Like all of the Three Secrets Spencer Johnson and I share in our book, The New One Minute Manager, the One Minute Re-Direct takes about a minute and can be a great learning moment for both the manager and the direct report. It allows them to refocus on the goal and work together to strategize how to align performance with the desired outcome. Working collaboratively also improves the relationship by building trust and improving communication.

One Minute Re-Directs are the perfect way to provide feedback and coach people to peak performance. Remember, the best minute of the day is the one you invest in your people.

A One Minute Tip for Changing the Way You Set Goals

Business People Shaking Hands At DeskAll good performance starts with clear goals. That’s why Spencer Johnson and I made sure that the First Secret of The New One Minute Manager® is One Minute Goals. This is illustrated perfectly in the children’s story Alice’s Adventures in Wonderland when Alice asks the Cheshire Cat which path she should take. The Cheshire Cat responds, “That depends on where you want to go.” When Alice says she doesn’t know, the smiling cat says, “Then it doesn’t matter.” The same is true in the work environment. If people don’t have a clear understanding of where they are going and what they need to focus on, they can’t perform at their highest level.

The secret of setting One Minute Goals is for the leader to work side by side with each direct report to write goal statements that include performance standards, so that both people agree on what needs to be done by what date.
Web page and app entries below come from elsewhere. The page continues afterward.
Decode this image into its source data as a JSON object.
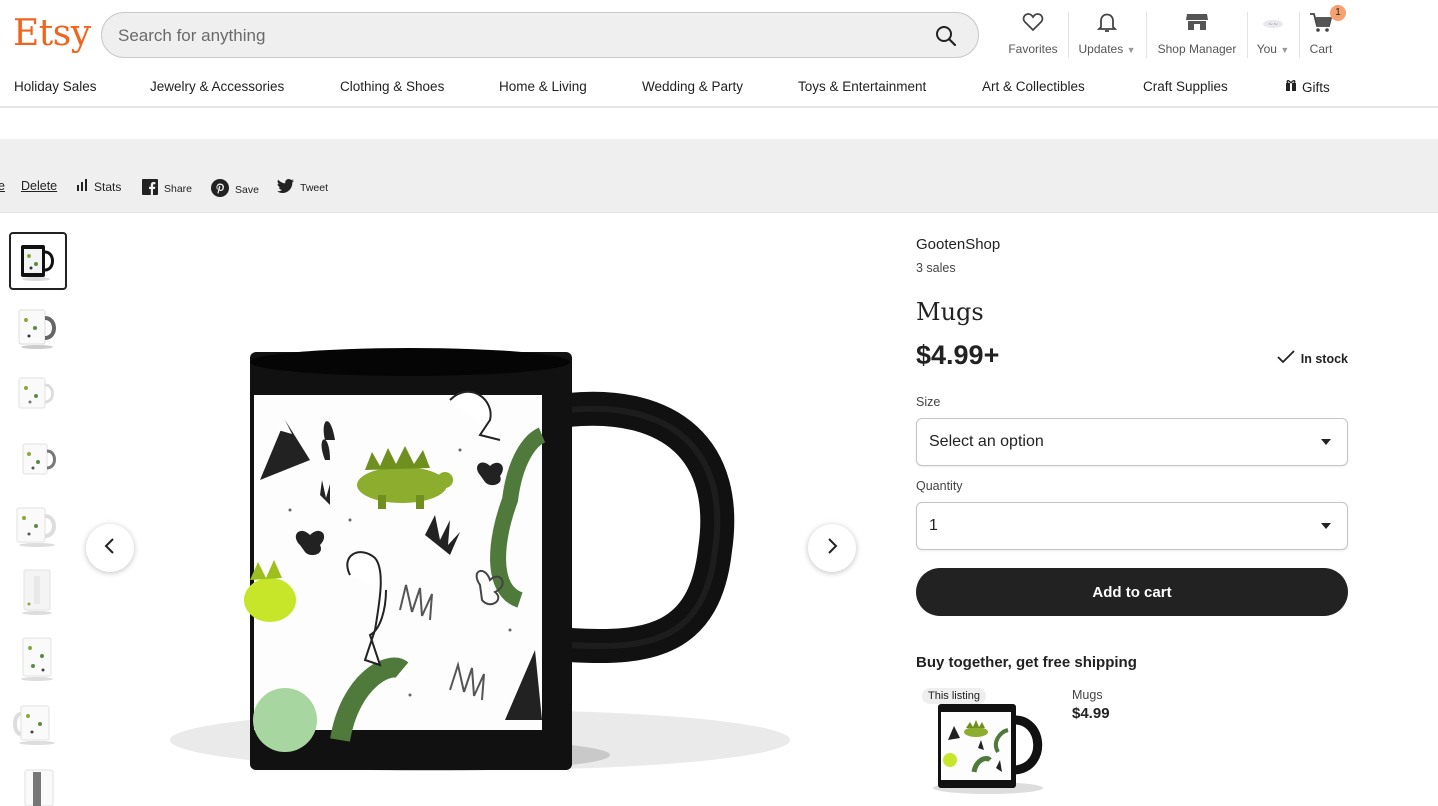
{
  "header": {
    "logo": "Etsy",
    "search_placeholder": "Search for anything",
    "nav": {
      "favorites": "Favorites",
      "updates": "Updates",
      "shop_manager": "Shop Manager",
      "you": "You",
      "cart": "Cart",
      "cart_count": "1"
    }
  },
  "categories": [
    "Holiday Sales",
    "Jewelry & Accessories",
    "Clothing & Shoes",
    "Home & Living",
    "Wedding & Party",
    "Toys & Entertainment",
    "Art & Collectibles",
    "Craft Supplies",
    "Gifts"
  ],
  "manage_bar": {
    "edit_fragment": "e",
    "delete": "Delete",
    "stats": "Stats",
    "share": "Share",
    "save": "Save",
    "tweet": "Tweet"
  },
  "listing": {
    "shop_name": "GootenShop",
    "sales": "3 sales",
    "title": "Mugs",
    "price": "$4.99+",
    "stock": "In stock",
    "size_label": "Size",
    "size_value": "Select an option",
    "quantity_label": "Quantity",
    "quantity_value": "1",
    "add_to_cart": "Add to cart"
  },
  "buy_together": {
    "title": "Buy together, get free shipping",
    "badge": "This listing",
    "item_name": "Mugs",
    "item_price": "$4.99"
  },
  "colors": {
    "brand": "#f1641e",
    "button": "#222222",
    "cart_badge": "#f5a170",
    "manage_bar_bg": "#efefef"
  }
}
In other words, they work together to determine exactly what good performance looks like. I think the best practice is to have each goal on a separate page. Keep the goal statement short so that every day it will take less than a minute for the person to review it to make sure they are staying on track.

Yes—I’m suggesting that everyone look at their goals every day. Why? Because too often, goals are written and filed away in a drawer, not to be referenced again until it’s time for a performance review. Creating goals and hiding them from sight for a year is a surefire way to ensure that people won’t work on the most important projects in an organized way. What kind of message would it send if goals were set and never reviewed? Reading over goals every day ensures that people’s behaviors are matching their goals, allows them to adjust their behaviors if their goals are not being met, and reminds them how their work contributes to larger department or organization initiatives. This method actually lets people manage their own performance—which in turn helps them enjoy their work more and be more productive.

So where are you and your people going? When was the last time you checked? Start working with your direct reports today to write clear One Minute Goals, and encourage them to spend one minute each day to read them. I’m sure you’ll start seeing higher levels of goal achievement—along with higher morale.

NOMM-book-featureTo learn more about The New One Minute Manager, visit the book homepage where you can download the first chapter.